TASK BRIEF
Write out precisely the lines beginning with the line that contains "Enumerate this screenshot's" and ending with the last line of the entries, and no other lines.

RECORDS TO USE
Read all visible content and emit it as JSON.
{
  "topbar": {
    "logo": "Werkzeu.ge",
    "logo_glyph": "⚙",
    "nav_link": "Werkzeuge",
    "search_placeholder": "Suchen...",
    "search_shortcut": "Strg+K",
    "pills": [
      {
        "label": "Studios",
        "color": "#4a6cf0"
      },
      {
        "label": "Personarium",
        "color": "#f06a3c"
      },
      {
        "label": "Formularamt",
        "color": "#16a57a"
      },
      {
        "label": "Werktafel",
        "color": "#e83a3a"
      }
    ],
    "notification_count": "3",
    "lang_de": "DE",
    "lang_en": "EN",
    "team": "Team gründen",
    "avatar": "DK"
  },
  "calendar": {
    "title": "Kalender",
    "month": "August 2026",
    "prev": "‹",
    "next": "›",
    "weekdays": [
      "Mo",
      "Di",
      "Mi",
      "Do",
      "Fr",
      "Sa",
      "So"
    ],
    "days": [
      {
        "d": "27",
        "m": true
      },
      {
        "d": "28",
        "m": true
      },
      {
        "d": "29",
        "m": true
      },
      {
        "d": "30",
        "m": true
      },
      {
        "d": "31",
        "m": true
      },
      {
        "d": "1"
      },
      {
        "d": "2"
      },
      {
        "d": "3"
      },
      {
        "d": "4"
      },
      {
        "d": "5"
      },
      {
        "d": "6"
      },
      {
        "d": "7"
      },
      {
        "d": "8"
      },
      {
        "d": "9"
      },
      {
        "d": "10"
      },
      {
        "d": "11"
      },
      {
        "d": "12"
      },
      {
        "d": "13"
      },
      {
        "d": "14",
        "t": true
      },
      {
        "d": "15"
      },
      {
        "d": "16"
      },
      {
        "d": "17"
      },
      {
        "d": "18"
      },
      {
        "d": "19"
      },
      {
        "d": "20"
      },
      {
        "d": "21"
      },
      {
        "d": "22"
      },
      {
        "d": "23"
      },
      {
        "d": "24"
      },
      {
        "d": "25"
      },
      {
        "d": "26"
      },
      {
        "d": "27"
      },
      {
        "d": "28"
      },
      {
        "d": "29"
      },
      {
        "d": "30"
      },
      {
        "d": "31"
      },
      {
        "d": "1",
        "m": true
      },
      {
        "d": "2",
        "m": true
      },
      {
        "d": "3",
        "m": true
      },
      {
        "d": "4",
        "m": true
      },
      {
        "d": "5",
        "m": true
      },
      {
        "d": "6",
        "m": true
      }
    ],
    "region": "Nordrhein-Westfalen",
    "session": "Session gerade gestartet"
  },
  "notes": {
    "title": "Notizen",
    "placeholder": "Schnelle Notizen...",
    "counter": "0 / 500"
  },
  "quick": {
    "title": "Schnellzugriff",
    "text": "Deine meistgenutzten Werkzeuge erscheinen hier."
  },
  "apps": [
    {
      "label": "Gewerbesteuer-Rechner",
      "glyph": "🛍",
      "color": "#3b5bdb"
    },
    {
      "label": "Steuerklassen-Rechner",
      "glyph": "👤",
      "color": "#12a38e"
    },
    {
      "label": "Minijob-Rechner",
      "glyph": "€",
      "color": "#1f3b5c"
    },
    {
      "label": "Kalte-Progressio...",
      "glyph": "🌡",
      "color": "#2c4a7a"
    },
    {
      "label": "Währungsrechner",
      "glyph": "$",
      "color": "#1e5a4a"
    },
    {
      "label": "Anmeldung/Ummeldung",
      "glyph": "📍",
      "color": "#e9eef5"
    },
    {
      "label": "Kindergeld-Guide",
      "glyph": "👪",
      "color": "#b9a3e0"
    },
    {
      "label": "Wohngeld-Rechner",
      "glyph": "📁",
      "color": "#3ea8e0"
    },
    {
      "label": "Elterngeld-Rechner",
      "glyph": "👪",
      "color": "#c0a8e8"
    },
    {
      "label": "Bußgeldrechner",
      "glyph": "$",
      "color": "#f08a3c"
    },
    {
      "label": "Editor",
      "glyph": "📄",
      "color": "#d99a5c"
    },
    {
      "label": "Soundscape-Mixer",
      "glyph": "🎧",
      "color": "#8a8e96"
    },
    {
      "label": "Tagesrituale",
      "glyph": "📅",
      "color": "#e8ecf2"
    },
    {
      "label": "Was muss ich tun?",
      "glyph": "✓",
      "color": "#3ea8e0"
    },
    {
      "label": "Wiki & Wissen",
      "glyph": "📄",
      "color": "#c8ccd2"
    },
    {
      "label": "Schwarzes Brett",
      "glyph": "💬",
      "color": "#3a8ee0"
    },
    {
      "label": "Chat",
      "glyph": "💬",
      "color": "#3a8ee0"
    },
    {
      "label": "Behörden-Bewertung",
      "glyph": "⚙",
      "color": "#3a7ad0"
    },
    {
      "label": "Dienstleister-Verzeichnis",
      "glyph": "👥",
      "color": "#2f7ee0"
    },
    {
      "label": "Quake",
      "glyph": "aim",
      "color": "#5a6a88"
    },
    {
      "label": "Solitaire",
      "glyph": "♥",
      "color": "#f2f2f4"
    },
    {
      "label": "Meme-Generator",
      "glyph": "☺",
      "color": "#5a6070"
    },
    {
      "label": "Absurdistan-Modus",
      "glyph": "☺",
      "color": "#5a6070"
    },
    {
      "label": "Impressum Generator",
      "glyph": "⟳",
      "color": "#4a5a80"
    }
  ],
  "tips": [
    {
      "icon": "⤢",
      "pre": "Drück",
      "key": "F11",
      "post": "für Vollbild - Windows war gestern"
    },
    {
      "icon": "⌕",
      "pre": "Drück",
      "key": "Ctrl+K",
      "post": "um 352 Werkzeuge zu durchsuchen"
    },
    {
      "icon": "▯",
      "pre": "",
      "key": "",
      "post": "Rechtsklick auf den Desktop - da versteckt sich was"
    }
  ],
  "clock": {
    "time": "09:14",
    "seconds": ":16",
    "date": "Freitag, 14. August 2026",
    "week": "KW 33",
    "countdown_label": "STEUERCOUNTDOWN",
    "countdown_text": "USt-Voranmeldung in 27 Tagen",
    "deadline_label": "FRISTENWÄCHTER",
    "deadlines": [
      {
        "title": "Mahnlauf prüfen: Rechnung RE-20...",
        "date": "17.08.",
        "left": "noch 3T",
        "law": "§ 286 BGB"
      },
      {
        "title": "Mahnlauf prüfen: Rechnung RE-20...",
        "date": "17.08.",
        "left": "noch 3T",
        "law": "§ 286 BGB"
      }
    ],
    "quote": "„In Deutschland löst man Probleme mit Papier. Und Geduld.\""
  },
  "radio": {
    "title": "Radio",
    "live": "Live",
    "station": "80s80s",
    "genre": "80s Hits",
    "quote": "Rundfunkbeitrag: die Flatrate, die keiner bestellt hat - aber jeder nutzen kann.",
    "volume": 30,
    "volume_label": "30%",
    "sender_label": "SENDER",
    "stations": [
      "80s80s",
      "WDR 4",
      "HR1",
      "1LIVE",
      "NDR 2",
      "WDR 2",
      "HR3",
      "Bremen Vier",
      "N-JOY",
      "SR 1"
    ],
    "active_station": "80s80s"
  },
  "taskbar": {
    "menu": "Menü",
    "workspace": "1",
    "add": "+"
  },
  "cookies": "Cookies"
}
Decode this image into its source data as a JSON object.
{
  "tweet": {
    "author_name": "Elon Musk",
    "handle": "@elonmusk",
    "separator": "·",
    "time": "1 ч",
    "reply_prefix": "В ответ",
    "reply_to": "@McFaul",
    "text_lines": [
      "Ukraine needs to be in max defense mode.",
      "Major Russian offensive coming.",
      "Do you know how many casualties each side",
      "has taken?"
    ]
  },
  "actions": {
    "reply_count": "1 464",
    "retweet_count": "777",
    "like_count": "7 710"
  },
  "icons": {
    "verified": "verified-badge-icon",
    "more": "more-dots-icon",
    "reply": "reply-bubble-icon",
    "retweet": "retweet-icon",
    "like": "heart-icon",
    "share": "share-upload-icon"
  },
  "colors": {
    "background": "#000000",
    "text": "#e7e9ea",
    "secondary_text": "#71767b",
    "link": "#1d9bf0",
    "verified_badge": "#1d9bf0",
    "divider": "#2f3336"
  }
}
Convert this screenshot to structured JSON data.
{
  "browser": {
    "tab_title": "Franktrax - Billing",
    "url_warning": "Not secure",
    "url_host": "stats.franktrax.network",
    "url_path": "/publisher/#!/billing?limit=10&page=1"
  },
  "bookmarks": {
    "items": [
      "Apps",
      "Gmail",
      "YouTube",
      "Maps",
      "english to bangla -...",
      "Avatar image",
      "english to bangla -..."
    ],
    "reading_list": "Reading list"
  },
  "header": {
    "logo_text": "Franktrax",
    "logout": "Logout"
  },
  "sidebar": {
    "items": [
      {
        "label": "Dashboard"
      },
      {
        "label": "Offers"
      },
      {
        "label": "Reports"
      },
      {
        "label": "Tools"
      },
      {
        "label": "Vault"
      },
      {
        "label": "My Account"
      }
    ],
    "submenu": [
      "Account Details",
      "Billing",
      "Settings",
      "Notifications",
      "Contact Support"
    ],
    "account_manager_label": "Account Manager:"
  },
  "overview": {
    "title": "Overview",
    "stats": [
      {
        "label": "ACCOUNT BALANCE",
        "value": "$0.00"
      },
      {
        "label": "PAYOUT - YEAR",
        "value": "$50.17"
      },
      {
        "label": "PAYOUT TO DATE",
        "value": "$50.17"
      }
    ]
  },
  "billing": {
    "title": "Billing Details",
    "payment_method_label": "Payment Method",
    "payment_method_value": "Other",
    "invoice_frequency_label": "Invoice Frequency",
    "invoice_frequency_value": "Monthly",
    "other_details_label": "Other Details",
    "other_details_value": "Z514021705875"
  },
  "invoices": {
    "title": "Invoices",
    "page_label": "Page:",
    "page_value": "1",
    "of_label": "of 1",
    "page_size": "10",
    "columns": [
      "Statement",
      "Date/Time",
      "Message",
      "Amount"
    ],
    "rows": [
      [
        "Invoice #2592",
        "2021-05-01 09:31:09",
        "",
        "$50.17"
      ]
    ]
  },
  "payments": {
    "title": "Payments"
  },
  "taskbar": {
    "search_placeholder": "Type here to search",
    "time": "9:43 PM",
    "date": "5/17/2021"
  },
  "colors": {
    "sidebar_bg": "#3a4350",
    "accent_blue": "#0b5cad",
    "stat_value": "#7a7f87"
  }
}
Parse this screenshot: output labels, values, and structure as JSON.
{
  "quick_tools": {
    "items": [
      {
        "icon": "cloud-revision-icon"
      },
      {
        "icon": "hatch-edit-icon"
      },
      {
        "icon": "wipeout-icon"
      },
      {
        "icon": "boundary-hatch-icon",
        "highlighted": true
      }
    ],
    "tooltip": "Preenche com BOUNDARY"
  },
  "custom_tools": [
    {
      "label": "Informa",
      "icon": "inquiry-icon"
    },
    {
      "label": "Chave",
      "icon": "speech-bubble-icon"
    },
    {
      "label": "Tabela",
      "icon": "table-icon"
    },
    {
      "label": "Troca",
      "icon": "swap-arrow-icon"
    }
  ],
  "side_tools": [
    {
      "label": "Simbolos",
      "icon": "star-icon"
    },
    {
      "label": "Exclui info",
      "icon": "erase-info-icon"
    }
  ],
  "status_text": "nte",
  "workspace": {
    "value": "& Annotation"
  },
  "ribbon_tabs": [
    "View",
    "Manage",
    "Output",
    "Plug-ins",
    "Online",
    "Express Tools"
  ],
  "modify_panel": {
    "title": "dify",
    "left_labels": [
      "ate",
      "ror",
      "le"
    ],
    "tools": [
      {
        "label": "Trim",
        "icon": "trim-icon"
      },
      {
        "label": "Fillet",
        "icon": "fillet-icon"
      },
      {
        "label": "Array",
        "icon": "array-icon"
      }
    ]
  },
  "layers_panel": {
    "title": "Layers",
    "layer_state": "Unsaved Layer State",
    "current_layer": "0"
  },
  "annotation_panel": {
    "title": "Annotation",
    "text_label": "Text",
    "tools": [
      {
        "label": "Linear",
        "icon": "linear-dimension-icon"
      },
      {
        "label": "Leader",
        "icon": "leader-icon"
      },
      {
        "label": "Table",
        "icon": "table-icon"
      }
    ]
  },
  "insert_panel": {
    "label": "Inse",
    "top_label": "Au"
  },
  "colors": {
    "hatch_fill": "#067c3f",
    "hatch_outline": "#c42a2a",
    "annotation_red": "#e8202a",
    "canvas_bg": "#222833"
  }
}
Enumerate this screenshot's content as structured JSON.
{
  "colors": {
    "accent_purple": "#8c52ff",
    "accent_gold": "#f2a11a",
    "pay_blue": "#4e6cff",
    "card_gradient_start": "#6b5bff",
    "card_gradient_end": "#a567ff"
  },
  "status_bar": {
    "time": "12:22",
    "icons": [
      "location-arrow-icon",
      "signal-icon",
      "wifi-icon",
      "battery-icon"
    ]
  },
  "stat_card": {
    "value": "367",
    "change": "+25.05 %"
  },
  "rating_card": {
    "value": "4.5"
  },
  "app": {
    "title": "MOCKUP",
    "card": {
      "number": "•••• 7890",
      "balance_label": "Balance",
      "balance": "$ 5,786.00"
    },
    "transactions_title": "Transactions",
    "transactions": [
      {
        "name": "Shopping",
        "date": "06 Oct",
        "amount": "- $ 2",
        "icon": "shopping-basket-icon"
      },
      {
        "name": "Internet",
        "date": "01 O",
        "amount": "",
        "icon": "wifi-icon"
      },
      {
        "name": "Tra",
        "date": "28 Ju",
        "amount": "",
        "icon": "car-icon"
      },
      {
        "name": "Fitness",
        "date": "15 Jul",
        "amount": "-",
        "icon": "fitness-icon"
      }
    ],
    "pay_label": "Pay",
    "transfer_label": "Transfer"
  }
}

TASK OUTPUT
Enumerate this screenshot's content as structured JSON.
{
  "colors": {
    "accent_purple": "#8c52ff",
    "accent_gold": "#f2a11a",
    "pay_blue": "#4e6cff",
    "card_gradient_start": "#6b5bff",
    "card_gradient_end": "#a567ff"
  },
  "status_bar": {
    "time": "12:22",
    "icons": [
      "location-arrow-icon",
      "signal-icon",
      "wifi-icon",
      "battery-icon"
    ]
  },
  "stat_card": {
    "value": "367",
    "change": "+25.05 %"
  },
  "rating_card": {
    "value": "4.5"
  },
  "app": {
    "title": "MOCKUP",
    "card": {
      "number": "•••• 7890",
      "balance_label": "Balance",
      "balance": "$ 5,786.00"
    },
    "transactions_title": "Transactions",
    "transactions": [
      {
        "name": "Shopping",
        "date": "06 Oct",
        "amount": "- $ 2",
        "icon": "shopping-basket-icon"
      },
      {
        "name": "Internet",
        "date": "01 O",
        "amount": "",
        "icon": "wifi-icon"
      },
      {
        "name": "Tra",
        "date": "28 Ju",
        "amount": "",
        "icon": "car-icon"
      },
      {
        "name": "Fitness",
        "date": "15 Jul",
        "amount": "-",
        "icon": "fitness-icon"
      }
    ],
    "pay_label": "Pay",
    "transfer_label": "Transfer"
  }
}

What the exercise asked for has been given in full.